Iowa State University
Makerere University; WSU; USDA-ARS; Michigan State Universsity; VEDC; Sokoine University of Agriculture; ISAR; Becker Underwood, Inc; NCRI; amson technology l.c.
Mateete Bekunda: Makerere, Uganda; Lynne Carpenter-Boggs: WSU, U.S.; Karen Cichy: USDA-ARS, U.S.; James D. Kelly: MSU, U.S.; Phillip Miklas: USDA-ARS, U.S.; Henry Kizito; Musoke: VEDC, Uganda; Susan Mchimbi-Msolla, SUA, Morogoro, Tanzania; Augustine Musoni, ISAR Nygatare; Eda Reinot: Becker Underwood, Inc., U.S.; Hamisi Tindwa: SUA, Morogoro, Tanzania; Michael Ugen: NCRI, Uganda; Peg Armstrong-Gustafson: amson technology l.c., U.S.
Common beans are the most important legume crop in Uganda, Rwanda and Tanzania occupying a very large proportion of land devoted to legumes. For example, over 45% of the protein intake by Ugandans comes from beans providing 25% of dietary calories. Likewise, over 75% of rural households in Tanzania depend on beans for daily subsistence. Common bean is an important source of protein for low-income families in rural and urban areas providing about 38% of utilizable protein and 12-16% of daily caloric requirements. Improved bean production in Uganda, Rwanda, and Tanzania offers unique opportunities to address the deteriorating food security situation there and elsewhere in sub-Saharan Africa.
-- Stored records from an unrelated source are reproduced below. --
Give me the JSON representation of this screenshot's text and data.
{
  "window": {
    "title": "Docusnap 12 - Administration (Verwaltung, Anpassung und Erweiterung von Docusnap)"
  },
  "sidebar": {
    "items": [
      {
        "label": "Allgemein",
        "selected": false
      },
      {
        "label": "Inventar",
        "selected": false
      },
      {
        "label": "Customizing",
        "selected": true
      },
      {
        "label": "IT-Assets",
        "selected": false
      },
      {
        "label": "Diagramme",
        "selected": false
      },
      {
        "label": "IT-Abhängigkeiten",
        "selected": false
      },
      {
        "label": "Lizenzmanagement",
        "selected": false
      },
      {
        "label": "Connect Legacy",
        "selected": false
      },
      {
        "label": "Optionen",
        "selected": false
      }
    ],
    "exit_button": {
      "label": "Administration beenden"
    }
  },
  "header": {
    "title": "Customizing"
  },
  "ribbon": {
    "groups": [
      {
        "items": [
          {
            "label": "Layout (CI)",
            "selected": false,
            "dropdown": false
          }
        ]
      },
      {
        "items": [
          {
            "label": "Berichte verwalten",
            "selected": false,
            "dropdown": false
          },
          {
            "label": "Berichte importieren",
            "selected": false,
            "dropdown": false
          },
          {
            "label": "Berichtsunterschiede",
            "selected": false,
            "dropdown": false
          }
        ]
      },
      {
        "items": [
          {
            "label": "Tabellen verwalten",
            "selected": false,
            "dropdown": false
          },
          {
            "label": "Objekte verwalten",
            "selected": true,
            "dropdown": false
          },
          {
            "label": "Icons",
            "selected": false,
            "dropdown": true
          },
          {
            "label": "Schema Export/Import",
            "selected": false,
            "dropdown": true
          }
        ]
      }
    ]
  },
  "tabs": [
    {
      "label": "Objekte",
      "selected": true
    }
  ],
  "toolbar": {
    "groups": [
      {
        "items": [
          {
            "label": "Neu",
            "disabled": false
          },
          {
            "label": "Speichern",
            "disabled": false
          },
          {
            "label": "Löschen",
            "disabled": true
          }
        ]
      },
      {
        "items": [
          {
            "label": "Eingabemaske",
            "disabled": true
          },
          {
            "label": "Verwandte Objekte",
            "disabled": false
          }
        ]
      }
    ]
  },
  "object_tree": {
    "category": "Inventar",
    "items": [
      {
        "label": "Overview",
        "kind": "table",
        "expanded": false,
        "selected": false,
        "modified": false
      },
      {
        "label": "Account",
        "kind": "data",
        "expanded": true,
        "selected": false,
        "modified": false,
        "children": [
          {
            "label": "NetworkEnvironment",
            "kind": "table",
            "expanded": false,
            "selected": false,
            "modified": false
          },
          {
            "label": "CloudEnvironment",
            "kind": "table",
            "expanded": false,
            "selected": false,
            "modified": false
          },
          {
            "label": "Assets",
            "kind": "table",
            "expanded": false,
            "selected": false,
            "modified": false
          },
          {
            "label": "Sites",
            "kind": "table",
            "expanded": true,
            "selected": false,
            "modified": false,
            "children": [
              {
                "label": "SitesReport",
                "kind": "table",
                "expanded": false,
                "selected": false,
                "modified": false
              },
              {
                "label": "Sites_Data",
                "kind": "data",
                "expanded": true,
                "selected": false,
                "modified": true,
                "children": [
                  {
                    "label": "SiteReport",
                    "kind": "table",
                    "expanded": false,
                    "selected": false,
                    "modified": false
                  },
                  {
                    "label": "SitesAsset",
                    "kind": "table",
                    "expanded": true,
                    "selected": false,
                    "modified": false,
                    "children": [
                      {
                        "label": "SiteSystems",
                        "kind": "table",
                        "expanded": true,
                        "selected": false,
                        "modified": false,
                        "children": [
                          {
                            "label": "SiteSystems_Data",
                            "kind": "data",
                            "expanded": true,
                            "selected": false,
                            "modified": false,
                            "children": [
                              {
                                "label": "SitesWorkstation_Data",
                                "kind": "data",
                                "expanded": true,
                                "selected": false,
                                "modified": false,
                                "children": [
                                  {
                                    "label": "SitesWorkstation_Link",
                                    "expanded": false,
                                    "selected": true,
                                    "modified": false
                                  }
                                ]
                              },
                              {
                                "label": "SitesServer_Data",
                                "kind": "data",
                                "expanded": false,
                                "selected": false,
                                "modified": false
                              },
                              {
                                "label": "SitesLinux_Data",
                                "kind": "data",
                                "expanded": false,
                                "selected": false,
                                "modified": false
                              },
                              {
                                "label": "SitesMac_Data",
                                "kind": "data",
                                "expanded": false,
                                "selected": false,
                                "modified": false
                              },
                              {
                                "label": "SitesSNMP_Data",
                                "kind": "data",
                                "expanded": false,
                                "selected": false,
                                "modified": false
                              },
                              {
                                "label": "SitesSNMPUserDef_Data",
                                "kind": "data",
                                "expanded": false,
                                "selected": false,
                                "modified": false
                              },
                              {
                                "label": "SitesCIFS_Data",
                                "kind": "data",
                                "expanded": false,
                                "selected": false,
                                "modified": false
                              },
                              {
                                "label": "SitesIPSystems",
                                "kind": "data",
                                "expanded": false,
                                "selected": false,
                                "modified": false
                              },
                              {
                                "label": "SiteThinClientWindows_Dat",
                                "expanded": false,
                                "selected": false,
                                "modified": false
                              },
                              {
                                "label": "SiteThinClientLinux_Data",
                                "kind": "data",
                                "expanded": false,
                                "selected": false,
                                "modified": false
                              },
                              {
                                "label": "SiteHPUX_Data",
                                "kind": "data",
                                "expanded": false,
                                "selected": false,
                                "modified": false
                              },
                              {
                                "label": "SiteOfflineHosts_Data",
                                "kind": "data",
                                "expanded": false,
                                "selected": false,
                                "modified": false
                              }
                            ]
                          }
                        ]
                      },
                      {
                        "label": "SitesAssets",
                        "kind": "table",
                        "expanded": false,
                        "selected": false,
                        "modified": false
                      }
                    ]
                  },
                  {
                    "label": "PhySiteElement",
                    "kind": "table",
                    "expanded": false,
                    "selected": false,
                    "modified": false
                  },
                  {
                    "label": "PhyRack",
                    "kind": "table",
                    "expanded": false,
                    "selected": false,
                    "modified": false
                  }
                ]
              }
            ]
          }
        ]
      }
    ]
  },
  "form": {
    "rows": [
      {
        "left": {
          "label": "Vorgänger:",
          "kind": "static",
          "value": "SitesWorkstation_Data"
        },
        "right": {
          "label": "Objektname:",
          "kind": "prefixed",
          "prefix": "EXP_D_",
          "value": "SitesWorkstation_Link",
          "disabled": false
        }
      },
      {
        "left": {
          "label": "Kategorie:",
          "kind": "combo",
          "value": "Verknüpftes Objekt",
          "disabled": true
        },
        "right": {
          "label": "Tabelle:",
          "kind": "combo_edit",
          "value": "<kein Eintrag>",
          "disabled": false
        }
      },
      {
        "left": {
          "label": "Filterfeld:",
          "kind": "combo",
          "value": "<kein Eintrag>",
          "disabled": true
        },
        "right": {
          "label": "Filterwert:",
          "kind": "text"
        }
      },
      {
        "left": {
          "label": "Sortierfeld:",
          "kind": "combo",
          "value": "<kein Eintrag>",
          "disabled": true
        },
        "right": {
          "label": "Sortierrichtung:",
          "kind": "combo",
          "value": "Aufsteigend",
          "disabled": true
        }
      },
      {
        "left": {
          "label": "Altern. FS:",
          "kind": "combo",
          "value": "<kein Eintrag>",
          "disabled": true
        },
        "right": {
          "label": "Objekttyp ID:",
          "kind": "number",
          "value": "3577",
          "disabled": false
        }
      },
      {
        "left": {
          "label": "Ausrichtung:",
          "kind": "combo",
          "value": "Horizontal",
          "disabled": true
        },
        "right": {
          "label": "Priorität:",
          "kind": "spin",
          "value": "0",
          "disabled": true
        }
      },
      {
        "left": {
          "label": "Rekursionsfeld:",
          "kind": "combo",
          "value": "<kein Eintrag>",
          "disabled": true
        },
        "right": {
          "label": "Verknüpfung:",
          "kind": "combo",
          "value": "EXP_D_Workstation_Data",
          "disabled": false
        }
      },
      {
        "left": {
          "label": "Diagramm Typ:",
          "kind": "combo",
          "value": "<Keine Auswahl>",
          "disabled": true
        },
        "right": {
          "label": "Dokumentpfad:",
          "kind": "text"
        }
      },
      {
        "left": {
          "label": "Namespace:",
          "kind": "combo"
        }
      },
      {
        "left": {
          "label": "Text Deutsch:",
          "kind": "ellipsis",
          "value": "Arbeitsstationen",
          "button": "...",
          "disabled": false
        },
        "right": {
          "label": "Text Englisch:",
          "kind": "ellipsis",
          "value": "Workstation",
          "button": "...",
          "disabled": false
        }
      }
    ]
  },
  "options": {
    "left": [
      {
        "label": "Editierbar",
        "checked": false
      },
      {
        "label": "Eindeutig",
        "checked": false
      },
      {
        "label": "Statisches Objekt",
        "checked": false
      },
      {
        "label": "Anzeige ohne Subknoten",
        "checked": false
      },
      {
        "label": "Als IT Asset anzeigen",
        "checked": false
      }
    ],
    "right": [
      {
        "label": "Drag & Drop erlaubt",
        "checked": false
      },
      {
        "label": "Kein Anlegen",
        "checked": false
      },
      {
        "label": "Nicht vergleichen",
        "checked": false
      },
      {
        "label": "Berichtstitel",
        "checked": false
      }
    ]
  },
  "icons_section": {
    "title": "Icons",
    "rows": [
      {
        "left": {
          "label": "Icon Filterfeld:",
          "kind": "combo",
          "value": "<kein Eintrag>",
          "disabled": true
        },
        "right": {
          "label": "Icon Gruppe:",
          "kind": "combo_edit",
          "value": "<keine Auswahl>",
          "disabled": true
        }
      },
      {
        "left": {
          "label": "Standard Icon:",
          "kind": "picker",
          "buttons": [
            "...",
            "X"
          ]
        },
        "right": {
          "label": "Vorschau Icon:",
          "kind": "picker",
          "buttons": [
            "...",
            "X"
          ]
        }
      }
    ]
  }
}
1. The first strategic aim is to improve BNF and seed yields of common beans significantly using superior seed inoculants such as Becker Underwood's BioStacked® inoculant through farmer-based experimentation and adoption of innovative production techniques. 1a: To evaluate effectiveness of biologically stacked inoculants on local and improved germplasm. 2.The second strategic aim is to examine the inheritance of genetic and environmental variation in BNF in common bean, and to identify molecular markers associated with QTL conditioning for enhanced BNF, 2a: To identify parental materials for inheritance studies of BNF, 2b: To phenotype existing mapping populations for BNF response, populate with molecular markers, and conduct QTL analysis 3. The third strategic aim is to improve the productivity, profitability, and sustainability of agricultural systems on degraded soils through effective dissemination of new information and technologies to small-landholder farmers, 3a: To improve farmer awareness of inoculation technologies, 3b: To conduct on-farm demonstrations comparing inoculant strategies, 3c: To strengthen farmers' collective capabilities to purchase inoculants and incorporate them into a profitable and sustainable system for small landholders. 4. Increase the capacity, effectiveness and sustainability of agriculture research institutions which serve the bean and cowpea sectors in developing countries
- Graduate and undergraduate training is central to this project. Supporting advanced education for HC students with world-class scientists and training field technicians will contribute directly to HC capacity building. - Training of farmers and farmer groups on technologies to improve bean productivity will contribute to income and food security of smallholder farmers. - Improved on-farm productivity will enhance marketing opportunities for farmer associations. - Advancing inoculant technology for legumes will promote agricultural enterprises associated with inoculant production and sales. - New knowledge on bean germplasm x inoculant x environment interactions to inform ongoing variety development programs in the United States and host countries about specific improvements in BNF is needed to realize enhanced yield, nutritional value, and marketability of dry beans and other pulses. - Seven graduate students and at least five undergraduate students trained in agricultural research and extension.